**TASK BRIEF:** When you copy the entries, keep every word exactly as it stands.

**RECORD EXTRACTS:**

- - - - - - -

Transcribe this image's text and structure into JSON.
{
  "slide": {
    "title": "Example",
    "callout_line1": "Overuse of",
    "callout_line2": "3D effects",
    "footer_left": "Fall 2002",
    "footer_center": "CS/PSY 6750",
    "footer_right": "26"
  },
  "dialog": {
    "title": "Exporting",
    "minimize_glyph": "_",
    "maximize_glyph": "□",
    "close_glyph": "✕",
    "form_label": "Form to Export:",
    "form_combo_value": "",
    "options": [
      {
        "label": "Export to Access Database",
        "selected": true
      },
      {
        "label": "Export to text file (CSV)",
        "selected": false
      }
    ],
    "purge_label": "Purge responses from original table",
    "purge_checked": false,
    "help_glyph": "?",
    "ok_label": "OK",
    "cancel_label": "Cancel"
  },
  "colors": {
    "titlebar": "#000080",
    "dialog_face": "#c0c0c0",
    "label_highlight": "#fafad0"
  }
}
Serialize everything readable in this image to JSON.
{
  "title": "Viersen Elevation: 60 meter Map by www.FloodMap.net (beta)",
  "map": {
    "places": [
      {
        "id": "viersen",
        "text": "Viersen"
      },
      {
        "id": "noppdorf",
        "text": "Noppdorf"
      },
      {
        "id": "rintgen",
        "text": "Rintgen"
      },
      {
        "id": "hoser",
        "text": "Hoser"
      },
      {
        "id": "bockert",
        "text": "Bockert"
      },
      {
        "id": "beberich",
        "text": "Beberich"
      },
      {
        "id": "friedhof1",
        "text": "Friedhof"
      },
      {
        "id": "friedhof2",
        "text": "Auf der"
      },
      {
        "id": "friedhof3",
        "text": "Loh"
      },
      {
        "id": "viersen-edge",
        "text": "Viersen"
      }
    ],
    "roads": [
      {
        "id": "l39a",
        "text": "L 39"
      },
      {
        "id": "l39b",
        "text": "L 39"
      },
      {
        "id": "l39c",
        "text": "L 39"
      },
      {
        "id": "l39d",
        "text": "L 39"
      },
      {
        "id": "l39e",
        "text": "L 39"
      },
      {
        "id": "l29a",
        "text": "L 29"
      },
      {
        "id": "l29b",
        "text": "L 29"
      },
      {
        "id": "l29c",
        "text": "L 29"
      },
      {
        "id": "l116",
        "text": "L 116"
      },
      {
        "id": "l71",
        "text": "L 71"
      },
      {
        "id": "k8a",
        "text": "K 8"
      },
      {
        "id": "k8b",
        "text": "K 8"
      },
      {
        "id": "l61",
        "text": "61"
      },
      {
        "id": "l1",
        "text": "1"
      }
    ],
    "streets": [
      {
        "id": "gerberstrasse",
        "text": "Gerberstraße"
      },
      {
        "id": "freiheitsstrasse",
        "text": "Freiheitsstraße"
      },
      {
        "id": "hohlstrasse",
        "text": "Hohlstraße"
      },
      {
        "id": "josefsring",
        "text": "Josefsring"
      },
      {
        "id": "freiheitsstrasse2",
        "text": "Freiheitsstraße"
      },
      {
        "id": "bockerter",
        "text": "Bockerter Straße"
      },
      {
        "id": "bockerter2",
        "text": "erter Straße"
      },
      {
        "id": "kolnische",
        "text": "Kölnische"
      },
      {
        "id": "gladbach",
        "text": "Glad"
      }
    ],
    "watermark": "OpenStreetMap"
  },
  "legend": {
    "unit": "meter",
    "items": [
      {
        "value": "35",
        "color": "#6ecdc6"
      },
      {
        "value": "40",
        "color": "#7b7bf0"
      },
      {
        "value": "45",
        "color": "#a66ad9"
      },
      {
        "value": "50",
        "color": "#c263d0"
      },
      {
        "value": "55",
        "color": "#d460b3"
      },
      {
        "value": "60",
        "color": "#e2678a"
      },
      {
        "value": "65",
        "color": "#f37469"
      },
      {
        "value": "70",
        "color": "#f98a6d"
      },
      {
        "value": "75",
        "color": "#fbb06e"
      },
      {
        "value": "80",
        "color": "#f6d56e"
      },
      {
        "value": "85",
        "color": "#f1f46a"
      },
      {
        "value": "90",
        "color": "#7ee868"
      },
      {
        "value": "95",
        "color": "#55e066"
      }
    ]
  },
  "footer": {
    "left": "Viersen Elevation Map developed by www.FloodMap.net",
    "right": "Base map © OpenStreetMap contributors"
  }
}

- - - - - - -

**TASK OUTPUT:**
Transcribe this image's text and structure into JSON.
{
  "slide": {
    "title": "Example",
    "callout_line1": "Overuse of",
    "callout_line2": "3D effects",
    "footer_left": "Fall 2002",
    "footer_center": "CS/PSY 6750",
    "footer_right": "26"
  },
  "dialog": {
    "title": "Exporting",
    "minimize_glyph": "_",
    "maximize_glyph": "□",
    "close_glyph": "✕",
    "form_label": "Form to Export:",
    "form_combo_value": "",
    "options": [
      {
        "label": "Export to Access Database",
        "selected": true
      },
      {
        "label": "Export to text file (CSV)",
        "selected": false
      }
    ],
    "purge_label": "Purge responses from original table",
    "purge_checked": false,
    "help_glyph": "?",
    "ok_label": "OK",
    "cancel_label": "Cancel"
  },
  "colors": {
    "titlebar": "#000080",
    "dialog_face": "#c0c0c0",
    "label_highlight": "#fafad0"
  }
}
Serialize everything readable in this image to JSON.
{
  "title": "Viersen Elevation: 60 meter Map by www.FloodMap.net (beta)",
  "map": {
    "places": [
      {
        "id": "viersen",
        "text": "Viersen"
      },
      {
        "id": "noppdorf",
        "text": "Noppdorf"
      },
      {
        "id": "rintgen",
        "text": "Rintgen"
      },
      {
        "id": "hoser",
        "text": "Hoser"
      },
      {
        "id": "bockert",
        "text": "Bockert"
      },
      {
        "id": "beberich",
        "text": "Beberich"
      },
      {
        "id": "friedhof1",
        "text": "Friedhof"
      },
      {
        "id": "friedhof2",
        "text": "Auf der"
      },
      {
        "id": "friedhof3",
        "text": "Loh"
      },
      {
        "id": "viersen-edge",
        "text": "Viersen"
      }
    ],
    "roads": [
      {
        "id": "l39a",
        "text": "L 39"
      },
      {
        "id": "l39b",
        "text": "L 39"
      },
      {
        "id": "l39c",
        "text": "L 39"
      },
      {
        "id": "l39d",
        "text": "L 39"
      },
      {
        "id": "l39e",
        "text": "L 39"
      },
      {
        "id": "l29a",
        "text": "L 29"
      },
      {
        "id": "l29b",
        "text": "L 29"
      },
      {
        "id": "l29c",
        "text": "L 29"
      },
      {
        "id": "l116",
        "text": "L 116"
      },
      {
        "id": "l71",
        "text": "L 71"
      },
      {
        "id": "k8a",
        "text": "K 8"
      },
      {
        "id": "k8b",
        "text": "K 8"
      },
      {
        "id": "l61",
        "text": "61"
      },
      {
        "id": "l1",
        "text": "1"
      }
    ],
    "streets": [
      {
        "id": "gerberstrasse",
        "text": "Gerberstraße"
      },
      {
        "id": "freiheitsstrasse",
        "text": "Freiheitsstraße"
      },
      {
        "id": "hohlstrasse",
        "text": "Hohlstraße"
      },
      {
        "id": "josefsring",
        "text": "Josefsring"
      },
      {
        "id": "freiheitsstrasse2",
        "text": "Freiheitsstraße"
      },
      {
        "id": "bockerter",
        "text": "Bockerter Straße"
      },
      {
        "id": "bockerter2",
        "text": "erter Straße"
      },
      {
        "id": "kolnische",
        "text": "Kölnische"
      },
      {
        "id": "gladbach",
        "text": "Glad"
      }
    ],
    "watermark": "OpenStreetMap"
  },
  "legend": {
    "unit": "meter",
    "items": [
      {
        "value": "35",
        "color": "#6ecdc6"
      },
      {
        "value": "40",
        "color": "#7b7bf0"
      },
      {
        "value": "45",
        "color": "#a66ad9"
      },
      {
        "value": "50",
        "color": "#c263d0"
      },
      {
        "value": "55",
        "color": "#d460b3"
      },
      {
        "value": "60",
        "color": "#e2678a"
      },
      {
        "value": "65",
        "color": "#f37469"
      },
      {
        "value": "70",
        "color": "#f98a6d"
      },
      {
        "value": "75",
        "color": "#fbb06e"
      },
      {
        "value": "80",
        "color": "#f6d56e"
      },
      {
        "value": "85",
        "color": "#f1f46a"
      },
      {
        "value": "90",
        "color": "#7ee868"
      },
      {
        "value": "95",
        "color": "#55e066"
      }
    ]
  },
  "footer": {
    "left": "Viersen Elevation Map developed by www.FloodMap.net",
    "right": "Base map © OpenStreetMap contributors"
  }
}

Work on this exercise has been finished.